# What you are asked to do:
Omitting all images, output the entries that follow exactly as written.
-- Data to use follows --
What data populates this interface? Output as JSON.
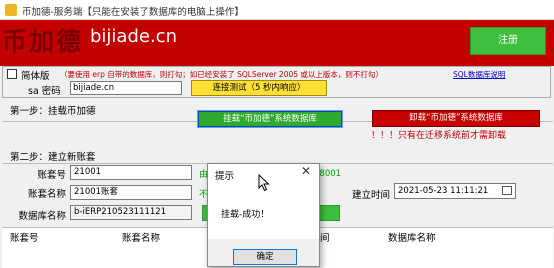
{
  "window": {
    "title": "币加德-服务端【只能在安装了数据库的电脑上操作】"
  },
  "banner": {
    "logo_cn": "币加德",
    "logo_url": "bijiade.cn",
    "register_label": "注册",
    "background_color": "#c30000"
  },
  "settings": {
    "simplified_label": "简体版",
    "simplified_checked": false,
    "db_hint": "（要使用 erp 自带的数据库，则打勾；如已经安装了 SQLServer 2005 或以上版本，则不打勾）",
    "db_help_link": "SQL数据库说明",
    "sa_label": "sa 密码",
    "sa_password_value": "bijiade.cn",
    "test_connection_label": "连接测试（5 秒内响应）"
  },
  "step1": {
    "label": "第一步：挂载币加德",
    "mount_button_label": "挂载“币加德”系统数据库",
    "unmount_button_label": "卸载“币加德”系统数据库",
    "unmount_warning": "！！！只有在迁移系统前才需卸载"
  },
  "step2": {
    "label": "第二步：建立新账套",
    "account_no_label": "账套号",
    "account_no_value": "21001",
    "account_no_hint_left": "由“",
    "account_no_hint_right": "例：18001",
    "account_name_label": "账套名称",
    "account_name_value": "21001账套",
    "account_name_hint_left": "不能",
    "db_name_label": "数据库名称",
    "db_name_value": "b-iERP210523111121",
    "create_time_label": "建立时间",
    "create_time_value": "2021-05-23 11:11:21"
  },
  "table": {
    "columns": [
      "账套号",
      "账套名称",
      "间",
      "数据库名称"
    ],
    "rows": []
  },
  "dialog": {
    "title": "提示",
    "close_glyph": "✕",
    "message": "挂载-成功！",
    "ok_label": "确定"
  }
}
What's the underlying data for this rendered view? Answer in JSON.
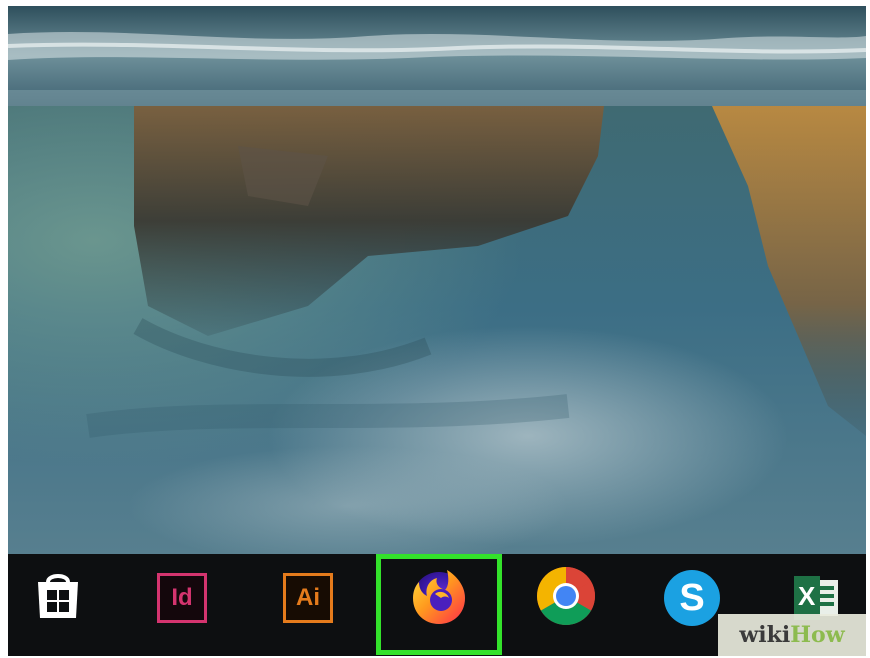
{
  "taskbar": {
    "items": [
      {
        "id": "store",
        "icon": "microsoft-store-icon"
      },
      {
        "id": "indesign",
        "icon": "adobe-indesign-icon",
        "label": "Id",
        "color": "#d4346f"
      },
      {
        "id": "illustrator",
        "icon": "adobe-illustrator-icon",
        "label": "Ai",
        "color": "#e47b1c"
      },
      {
        "id": "firefox",
        "icon": "firefox-icon",
        "highlighted": true
      },
      {
        "id": "chrome",
        "icon": "chrome-icon"
      },
      {
        "id": "skype",
        "icon": "skype-icon",
        "label": "S",
        "color": "#1ba1e2"
      },
      {
        "id": "excel",
        "icon": "excel-icon",
        "label": "X",
        "color": "#1e7145"
      }
    ],
    "highlight_color": "#33e22b"
  },
  "watermark": {
    "part1": "wiki",
    "part2": "How"
  }
}
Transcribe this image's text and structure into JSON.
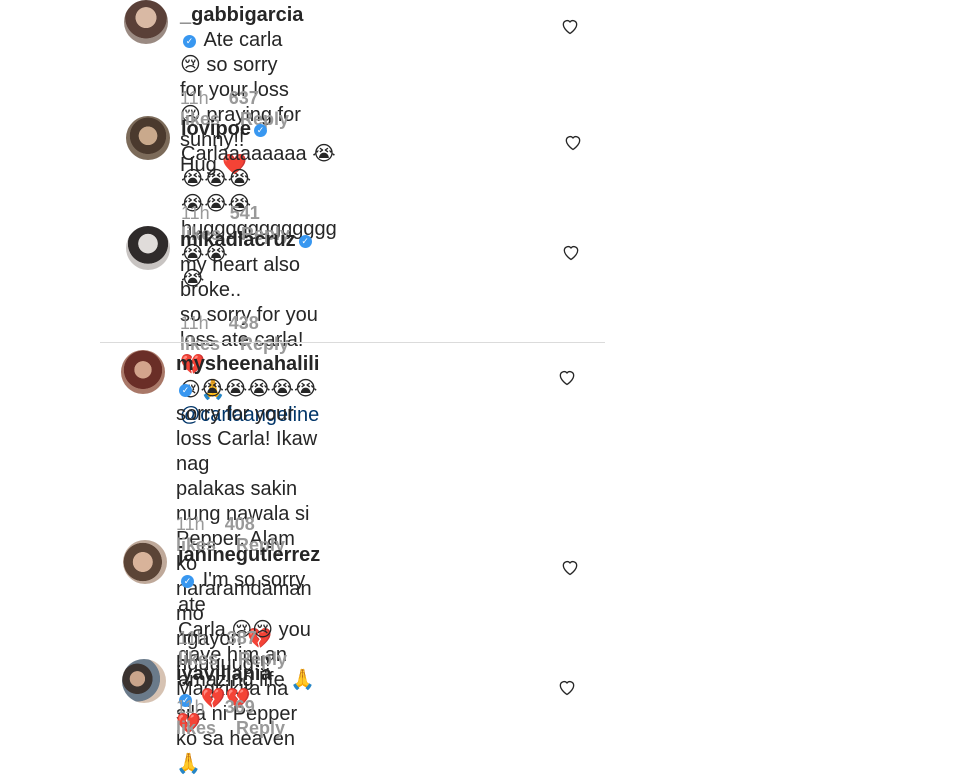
{
  "comments": [
    {
      "username": "_gabbigarcia",
      "lines": [
        "Ate carla 😢 so sorry",
        "for your loss 😢 praying for sunny!!",
        "Hug ❤️"
      ],
      "time": "11h",
      "likes": "637 likes",
      "reply": "Reply"
    },
    {
      "username": "lovipoe",
      "lines": [
        "Carlaaaaaaaa 😭😭😭😭",
        "😭😭😭 hugggggggggggg😭😭",
        "😭"
      ],
      "time": "11h",
      "likes": "541 likes",
      "reply": "Reply"
    },
    {
      "username": "mikadlacruz",
      "lines": [
        "my heart also broke..",
        "so sorry for you loss ate carla! 💔",
        "😢🙏"
      ],
      "mention": "@carlaangeline",
      "time": "11h",
      "likes": "438 likes",
      "reply": "Reply"
    },
    {
      "username": "mysheenahalili",
      "lines": [
        "😭😭😭😭😭",
        "sorry for your loss Carla! Ikaw nag",
        "palakas sakin nung nawala si",
        "Pepper. Alam ko nararamdaman mo",
        "ngayon 💔 huuuuug!!! Magkikita na",
        "sila ni Pepper ko sa heaven🙏"
      ],
      "time": "11h",
      "likes": "408 likes",
      "reply": "Reply"
    },
    {
      "username": "janinegutierrez",
      "lines": [
        "I'm so sorry ate",
        "Carla 😢😢 you gave him an",
        "amazing life 🙏"
      ],
      "time": "11h",
      "likes": "387 likes",
      "reply": "Reply"
    },
    {
      "username": "iyavillania",
      "lines": [
        "💔💔💔"
      ],
      "time": "11h",
      "likes": "369 likes",
      "reply": "Reply"
    }
  ],
  "colors": {
    "text": "#262626",
    "meta": "#999999",
    "verified": "#3897f0",
    "mention": "#003569"
  },
  "icons": {
    "verified": "verified-badge-icon",
    "like": "heart-outline-icon"
  }
}
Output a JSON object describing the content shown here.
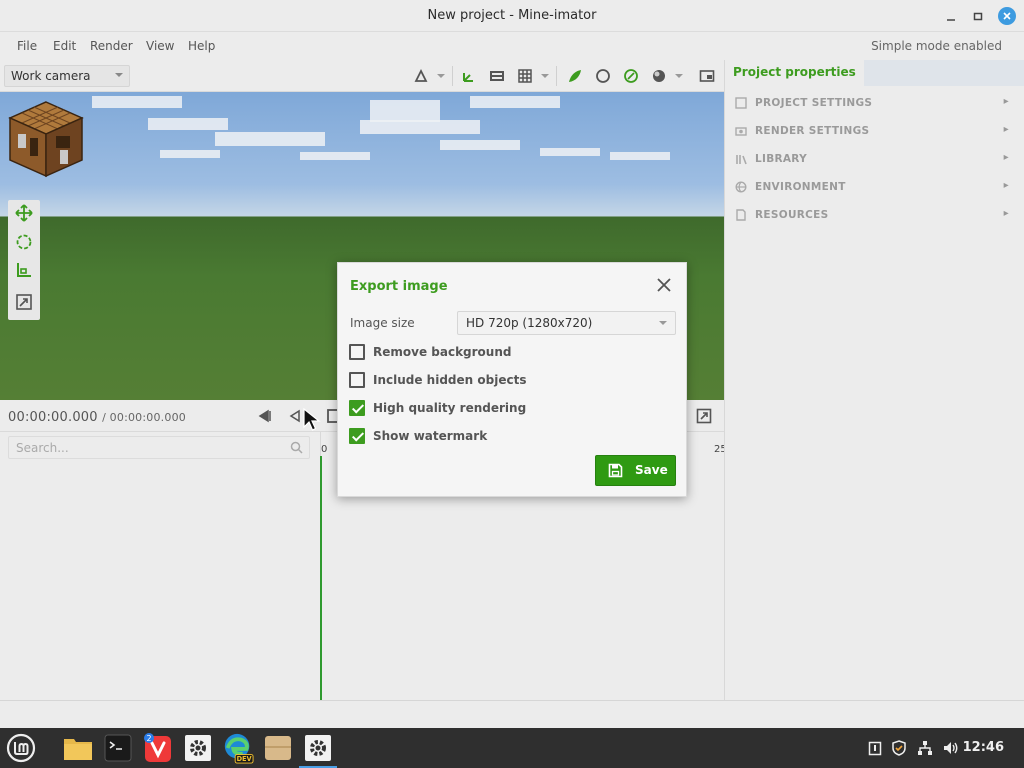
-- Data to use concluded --
# Result of the task:
What data populates this interface? Output as JSON.
{
  "window": {
    "title": "币加德-服务端【只能在安装了数据库的电脑上操作】"
  },
  "banner": {
    "logo_cn": "币加德",
    "logo_url": "bijiade.cn",
    "register_label": "注册",
    "background_color": "#c30000"
  },
  "settings": {
    "simplified_label": "简体版",
    "simplified_checked": false,
    "db_hint": "（要使用 erp 自带的数据库，则打勾；如已经安装了 SQLServer 2005 或以上版本，则不打勾）",
    "db_help_link": "SQL数据库说明",
    "sa_label": "sa 密码",
    "sa_password_value": "bijiade.cn",
    "test_connection_label": "连接测试（5 秒内响应）"
  },
  "step1": {
    "label": "第一步：挂载币加德",
    "mount_button_label": "挂载“币加德”系统数据库",
    "unmount_button_label": "卸载“币加德”系统数据库",
    "unmount_warning": "！！！只有在迁移系统前才需卸载"
  },
  "step2": {
    "label": "第二步：建立新账套",
    "account_no_label": "账套号",
    "account_no_value": "21001",
    "account_no_hint_left": "由“",
    "account_no_hint_right": "例：18001",
    "account_name_label": "账套名称",
    "account_name_value": "21001账套",
    "account_name_hint_left": "不能",
    "db_name_label": "数据库名称",
    "db_name_value": "b-iERP210523111121",
    "create_time_label": "建立时间",
    "create_time_value": "2021-05-23 11:11:21"
  },
  "table": {
    "columns": [
      "账套号",
      "账套名称",
      "间",
      "数据库名称"
    ],
    "rows": []
  },
  "dialog": {
    "title": "提示",
    "close_glyph": "✕",
    "message": "挂载-成功！",
    "ok_label": "确定"
  }
}
What's the underlying data for this rendered view? Answer in JSON.
{
  "taskbar": {
    "items": [
      {
        "id": "store",
        "icon": "microsoft-store-icon"
      },
      {
        "id": "indesign",
        "icon": "adobe-indesign-icon",
        "label": "Id",
        "color": "#d4346f"
      },
      {
        "id": "illustrator",
        "icon": "adobe-illustrator-icon",
        "label": "Ai",
        "color": "#e47b1c"
      },
      {
        "id": "firefox",
        "icon": "firefox-icon",
        "highlighted": true
      },
      {
        "id": "chrome",
        "icon": "chrome-icon"
      },
      {
        "id": "skype",
        "icon": "skype-icon",
        "label": "S",
        "color": "#1ba1e2"
      },
      {
        "id": "excel",
        "icon": "excel-icon",
        "label": "X",
        "color": "#1e7145"
      }
    ],
    "highlight_color": "#33e22b"
  },
  "watermark": {
    "part1": "wiki",
    "part2": "How"
  }
}
Transcribe this image's text and structure into JSON.
{
  "comments": [
    {
      "username": "_gabbigarcia",
      "lines": [
        "Ate carla 😢 so sorry",
        "for your loss 😢 praying for sunny!!",
        "Hug ❤️"
      ],
      "time": "11h",
      "likes": "637 likes",
      "reply": "Reply"
    },
    {
      "username": "lovipoe",
      "lines": [
        "Carlaaaaaaaa 😭😭😭😭",
        "😭😭😭 hugggggggggggg😭😭",
        "😭"
      ],
      "time": "11h",
      "likes": "541 likes",
      "reply": "Reply"
    },
    {
      "username": "mikadlacruz",
      "lines": [
        "my heart also broke..",
        "so sorry for you loss ate carla! 💔",
        "😢🙏"
      ],
      "mention": "@carlaangeline",
      "time": "11h",
      "likes": "438 likes",
      "reply": "Reply"
    },
    {
      "username": "mysheenahalili",
      "lines": [
        "😭😭😭😭😭",
        "sorry for your loss Carla! Ikaw nag",
        "palakas sakin nung nawala si",
        "Pepper. Alam ko nararamdaman mo",
        "ngayon 💔 huuuuug!!! Magkikita na",
        "sila ni Pepper ko sa heaven🙏"
      ],
      "time": "11h",
      "likes": "408 likes",
      "reply": "Reply"
    },
    {
      "username": "janinegutierrez",
      "lines": [
        "I'm so sorry ate",
        "Carla 😢😢 you gave him an",
        "amazing life 🙏"
      ],
      "time": "11h",
      "likes": "387 likes",
      "reply": "Reply"
    },
    {
      "username": "iyavillania",
      "lines": [
        "💔💔💔"
      ],
      "time": "11h",
      "likes": "369 likes",
      "reply": "Reply"
    }
  ],
  "colors": {
    "text": "#262626",
    "meta": "#999999",
    "verified": "#3897f0",
    "mention": "#003569"
  },
  "icons": {
    "verified": "verified-badge-icon",
    "like": "heart-outline-icon"
  }
}
Output a JSON object describing the content shown here.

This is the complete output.